What other developments will the session cover?

We’ll be discussing research impact measures, both qualitative and quantitative, including the role of the publisher and students, book citations and altmetrics . We’ll also delve into the library as publisher like Michigan Publishing, how integrated media and visual storytelling are an important part of our landscape (via 3D content, custom platforms and rise and pause of Books in Browsers), and we’ll discuss subject portals like MIT’s CogNet, and collaborative/author-driven publishing platforms like PubPub. No talk about the future of scholarly publishing would be complete without discussing OA—we’ll focus on cross-collecting OA content—and we’ll delve into open education resources for classroom use (like what Clemson is doing).

 

You mention the unique place books hold in supporting Sustainable Development Goals and solving Grand Challenges. How important is it for researchers to consider the impact of their work beyond academia?

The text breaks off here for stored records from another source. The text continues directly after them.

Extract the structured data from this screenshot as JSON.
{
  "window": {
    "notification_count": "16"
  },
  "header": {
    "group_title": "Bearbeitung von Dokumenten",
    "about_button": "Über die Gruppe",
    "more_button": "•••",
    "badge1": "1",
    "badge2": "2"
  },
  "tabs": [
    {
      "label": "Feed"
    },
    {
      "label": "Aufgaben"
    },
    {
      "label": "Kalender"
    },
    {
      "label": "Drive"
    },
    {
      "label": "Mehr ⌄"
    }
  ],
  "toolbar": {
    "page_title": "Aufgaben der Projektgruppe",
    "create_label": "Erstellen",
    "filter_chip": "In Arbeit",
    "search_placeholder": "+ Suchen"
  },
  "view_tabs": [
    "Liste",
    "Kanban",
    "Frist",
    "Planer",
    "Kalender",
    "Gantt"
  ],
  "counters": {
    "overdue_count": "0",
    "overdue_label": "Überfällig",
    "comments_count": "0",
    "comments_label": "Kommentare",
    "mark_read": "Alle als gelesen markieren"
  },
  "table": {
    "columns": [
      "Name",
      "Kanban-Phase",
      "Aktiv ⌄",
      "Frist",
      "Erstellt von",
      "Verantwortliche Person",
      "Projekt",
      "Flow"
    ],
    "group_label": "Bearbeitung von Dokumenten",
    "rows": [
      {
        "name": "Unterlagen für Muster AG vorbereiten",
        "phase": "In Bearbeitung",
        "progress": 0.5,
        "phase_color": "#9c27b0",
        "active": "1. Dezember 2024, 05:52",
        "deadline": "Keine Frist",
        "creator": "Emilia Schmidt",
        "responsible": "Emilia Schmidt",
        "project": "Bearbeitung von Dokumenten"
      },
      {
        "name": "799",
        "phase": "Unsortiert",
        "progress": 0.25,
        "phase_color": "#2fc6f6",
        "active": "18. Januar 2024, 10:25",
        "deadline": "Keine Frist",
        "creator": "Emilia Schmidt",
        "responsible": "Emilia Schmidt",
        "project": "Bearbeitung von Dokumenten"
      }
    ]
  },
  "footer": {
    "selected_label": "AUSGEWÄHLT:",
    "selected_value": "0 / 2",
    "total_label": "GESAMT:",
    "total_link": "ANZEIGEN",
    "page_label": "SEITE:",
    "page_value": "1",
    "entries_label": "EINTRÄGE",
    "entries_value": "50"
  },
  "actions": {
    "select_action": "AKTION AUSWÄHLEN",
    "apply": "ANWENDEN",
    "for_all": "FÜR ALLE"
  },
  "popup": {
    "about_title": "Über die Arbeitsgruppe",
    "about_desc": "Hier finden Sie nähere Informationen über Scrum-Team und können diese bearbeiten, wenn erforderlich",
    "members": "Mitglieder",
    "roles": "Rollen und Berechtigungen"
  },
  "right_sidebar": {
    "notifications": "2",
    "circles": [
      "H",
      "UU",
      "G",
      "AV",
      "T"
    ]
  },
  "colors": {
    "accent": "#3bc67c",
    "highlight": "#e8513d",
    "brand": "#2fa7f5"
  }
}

Very important! Emerald is especially passionate about that - our brand strapline is Nurturing Fresh Thinking that Makes an Impact. But what counts as impact? You could say that there are three kinds: 1) influence, meaning academic (citations), 2) attention, as in wider awareness through the media or consultancy, and 3) change, demonstrating public, industry, and policy engagement, where research can realize measurable change in the real world. 

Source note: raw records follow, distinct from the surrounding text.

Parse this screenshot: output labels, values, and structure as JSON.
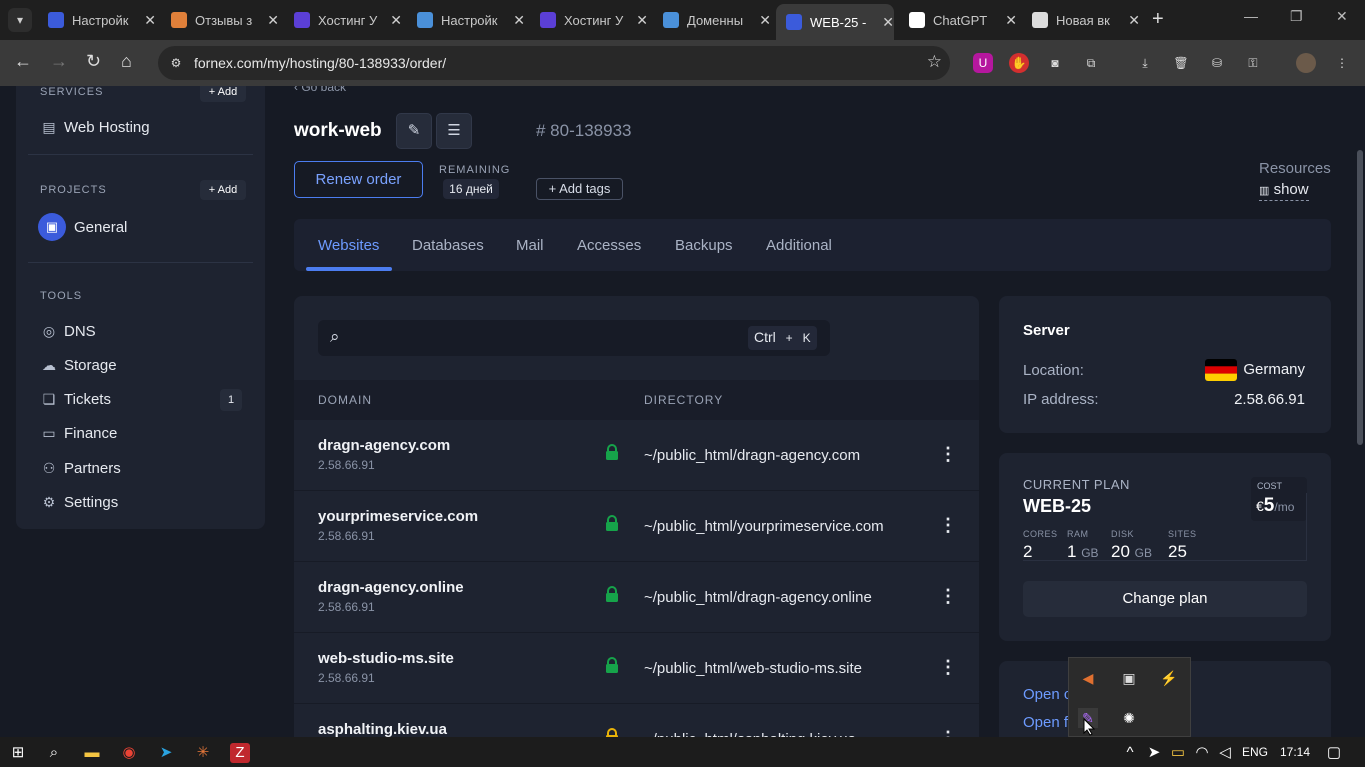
{
  "browser": {
    "tabs": [
      {
        "title": "Настройк",
        "favicon": "fornex-icon",
        "color": "#3b5bdb"
      },
      {
        "title": "Отзывы з",
        "favicon": "review-icon",
        "color": "#e0803a"
      },
      {
        "title": "Хостинг У",
        "favicon": "ua-icon",
        "color": "#5b3fd6"
      },
      {
        "title": "Настройк",
        "favicon": "settings-icon",
        "color": "#4a90d9"
      },
      {
        "title": "Хостинг У",
        "favicon": "ua-icon",
        "color": "#5b3fd6"
      },
      {
        "title": "Доменны",
        "favicon": "settings-icon",
        "color": "#4a90d9"
      },
      {
        "title": "WEB-25 -",
        "favicon": "fornex-icon",
        "color": "#3b5bdb"
      },
      {
        "title": "ChatGPT",
        "favicon": "chatgpt-icon",
        "color": "#ffffff"
      },
      {
        "title": "Новая вк",
        "favicon": "chrome-icon",
        "color": "#dddddd"
      }
    ],
    "url": "fornex.com/my/hosting/80-138933/order/"
  },
  "sidebar": {
    "services_title": "SERVICES",
    "services_add": "+ Add",
    "web_hosting": "Web Hosting",
    "projects_title": "PROJECTS",
    "projects_add": "+ Add",
    "general": "General",
    "tools_title": "TOOLS",
    "tools": [
      {
        "label": "DNS",
        "icon": "globe-icon"
      },
      {
        "label": "Storage",
        "icon": "cloud-icon"
      },
      {
        "label": "Tickets",
        "icon": "chat-icon",
        "badge": "1"
      },
      {
        "label": "Finance",
        "icon": "card-icon"
      },
      {
        "label": "Partners",
        "icon": "users-icon"
      },
      {
        "label": "Settings",
        "icon": "gear-icon"
      }
    ]
  },
  "header": {
    "back": "Go back",
    "order_name": "work-web",
    "order_id": "# 80-138933",
    "renew": "Renew order",
    "remaining_label": "REMAINING",
    "remaining_value": "16 дней",
    "add_tags": "+ Add tags",
    "resources_label": "Resources",
    "resources_show": "show"
  },
  "tabs": [
    "Websites",
    "Databases",
    "Mail",
    "Accesses",
    "Backups",
    "Additional"
  ],
  "domains": {
    "search_shortcut_1": "Ctrl",
    "search_shortcut_plus": "+",
    "search_shortcut_2": "K",
    "col_domain": "DOMAIN",
    "col_directory": "DIRECTORY",
    "rows": [
      {
        "domain": "dragn-agency.com",
        "ip": "2.58.66.91",
        "dir": "~/public_html/dragn-agency.com",
        "lock": "#16a34a"
      },
      {
        "domain": "yourprimeservice.com",
        "ip": "2.58.66.91",
        "dir": "~/public_html/yourprimeservice.com",
        "lock": "#16a34a"
      },
      {
        "domain": "dragn-agency.online",
        "ip": "2.58.66.91",
        "dir": "~/public_html/dragn-agency.online",
        "lock": "#16a34a"
      },
      {
        "domain": "web-studio-ms.site",
        "ip": "2.58.66.91",
        "dir": "~/public_html/web-studio-ms.site",
        "lock": "#16a34a"
      },
      {
        "domain": "asphalting.kiev.ua",
        "ip": "",
        "dir": "~/public_html/asphalting.kiev.ua",
        "lock": "#eab308"
      }
    ]
  },
  "server": {
    "title": "Server",
    "location_label": "Location:",
    "location_value": "Germany",
    "ip_label": "IP address:",
    "ip_value": "2.58.66.91"
  },
  "plan": {
    "label": "CURRENT PLAN",
    "name": "WEB-25",
    "cost_label": "COST",
    "cost_currency": "€",
    "cost_value": "5",
    "cost_period": "/mo",
    "specs": [
      {
        "label": "CORES",
        "value": "2",
        "unit": ""
      },
      {
        "label": "RAM",
        "value": "1",
        "unit": "GB"
      },
      {
        "label": "DISK",
        "value": "20",
        "unit": "GB"
      },
      {
        "label": "SITES",
        "value": "25",
        "unit": ""
      }
    ],
    "change": "Change plan"
  },
  "links": {
    "open_1": "Open c",
    "open_2": "Open f"
  },
  "taskbar": {
    "lang": "ENG",
    "time": "17:14"
  }
}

I think we're seeing a big shift at this point in scholarly publishing - for example, the UK now has a national assessment of the relationship between research and its impact and societal benefit via the Research Excellence Framework (REF). While presently there is no parallel in the US, the REF funding body appeals to a mission to embed 'a culture in which excellent research departments consistently engage with business, the public sector and civil society organizations, and are committed to carrying new ideas through to beneficial outcomes.' 

This movement toward institutions actively managing their impact will increasingly link government, industry and private sources in terms of funding, and channel how academic research is launched, packaged and disseminated with an eye toward success and positive change outside the ivory tower.

 

What else are you hoping to learn at this year’s Charleston Conference?

It's my first time attending the conference, so I’m looking forward to everything!

I'm also really excited (and a little nervous!) to be sharing the stage with such industry heavyweights as Peter Brantley (UC Davis), Beth Bernhardt (UNC Greensboro), Gita Manaktala (MIT Press), Charles Watkinson (University of Michigan), Andrew Wesolek (Clemson), and Ann Beynon (Clarivate Analytics). I feel lucky to be sharing ideas and learning from them. I’m also looking forward to hearing more about global purchasing trends, measureable collection outcomes outside of regular usage statistics, and how outside funding fits into the OA publishing ecosystem and future landscape. And I’m looking forward to networking at the receptions and enjoying the Lowcountry cuisine, of course!